## Information supplied

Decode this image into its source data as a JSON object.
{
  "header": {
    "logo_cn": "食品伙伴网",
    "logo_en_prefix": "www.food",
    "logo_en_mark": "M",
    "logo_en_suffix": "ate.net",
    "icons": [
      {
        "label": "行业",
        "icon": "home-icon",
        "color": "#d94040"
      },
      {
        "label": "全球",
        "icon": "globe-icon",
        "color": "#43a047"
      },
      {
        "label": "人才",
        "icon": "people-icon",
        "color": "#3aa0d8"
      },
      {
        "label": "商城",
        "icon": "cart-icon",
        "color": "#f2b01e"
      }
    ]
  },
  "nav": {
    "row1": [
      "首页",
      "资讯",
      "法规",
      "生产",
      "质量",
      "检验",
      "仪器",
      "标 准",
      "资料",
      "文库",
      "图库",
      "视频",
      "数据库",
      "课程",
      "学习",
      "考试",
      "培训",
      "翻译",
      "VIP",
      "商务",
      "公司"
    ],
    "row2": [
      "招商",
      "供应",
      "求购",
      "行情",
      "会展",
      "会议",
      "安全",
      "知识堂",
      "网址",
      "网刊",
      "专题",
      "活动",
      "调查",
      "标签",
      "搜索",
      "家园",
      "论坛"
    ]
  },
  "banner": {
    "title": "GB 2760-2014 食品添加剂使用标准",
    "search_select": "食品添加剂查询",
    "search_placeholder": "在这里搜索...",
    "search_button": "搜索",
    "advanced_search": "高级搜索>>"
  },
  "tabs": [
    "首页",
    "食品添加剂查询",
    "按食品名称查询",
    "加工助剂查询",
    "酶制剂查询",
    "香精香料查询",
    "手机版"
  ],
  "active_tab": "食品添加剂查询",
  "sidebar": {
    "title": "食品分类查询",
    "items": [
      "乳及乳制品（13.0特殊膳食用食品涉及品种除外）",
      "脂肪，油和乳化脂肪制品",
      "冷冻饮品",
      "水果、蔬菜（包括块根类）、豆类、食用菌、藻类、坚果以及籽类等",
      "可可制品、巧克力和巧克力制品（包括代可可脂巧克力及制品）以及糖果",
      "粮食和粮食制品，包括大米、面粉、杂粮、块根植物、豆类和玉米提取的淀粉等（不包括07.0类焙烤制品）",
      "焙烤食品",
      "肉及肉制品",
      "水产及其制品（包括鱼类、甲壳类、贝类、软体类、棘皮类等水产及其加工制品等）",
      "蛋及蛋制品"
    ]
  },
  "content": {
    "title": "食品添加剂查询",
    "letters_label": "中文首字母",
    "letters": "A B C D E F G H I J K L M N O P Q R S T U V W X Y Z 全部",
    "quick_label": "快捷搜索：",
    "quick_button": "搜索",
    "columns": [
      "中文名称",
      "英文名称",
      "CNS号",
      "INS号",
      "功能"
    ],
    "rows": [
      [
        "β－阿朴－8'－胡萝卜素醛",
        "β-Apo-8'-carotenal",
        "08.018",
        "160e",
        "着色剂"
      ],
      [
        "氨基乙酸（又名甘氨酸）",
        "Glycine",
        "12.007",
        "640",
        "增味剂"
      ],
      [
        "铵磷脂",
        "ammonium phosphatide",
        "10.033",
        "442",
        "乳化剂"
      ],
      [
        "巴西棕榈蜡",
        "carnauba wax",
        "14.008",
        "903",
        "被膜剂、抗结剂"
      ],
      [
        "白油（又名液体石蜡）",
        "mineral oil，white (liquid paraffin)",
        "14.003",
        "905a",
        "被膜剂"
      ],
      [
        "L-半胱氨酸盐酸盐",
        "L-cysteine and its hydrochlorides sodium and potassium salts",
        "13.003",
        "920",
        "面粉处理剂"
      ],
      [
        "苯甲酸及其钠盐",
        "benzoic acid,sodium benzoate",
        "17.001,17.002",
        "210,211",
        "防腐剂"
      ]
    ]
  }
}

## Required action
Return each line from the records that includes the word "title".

## Problem solution
    "title": "GB 2760-2014 食品添加剂使用标准",
    "title": "食品分类查询",
    "title": "食品添加剂查询",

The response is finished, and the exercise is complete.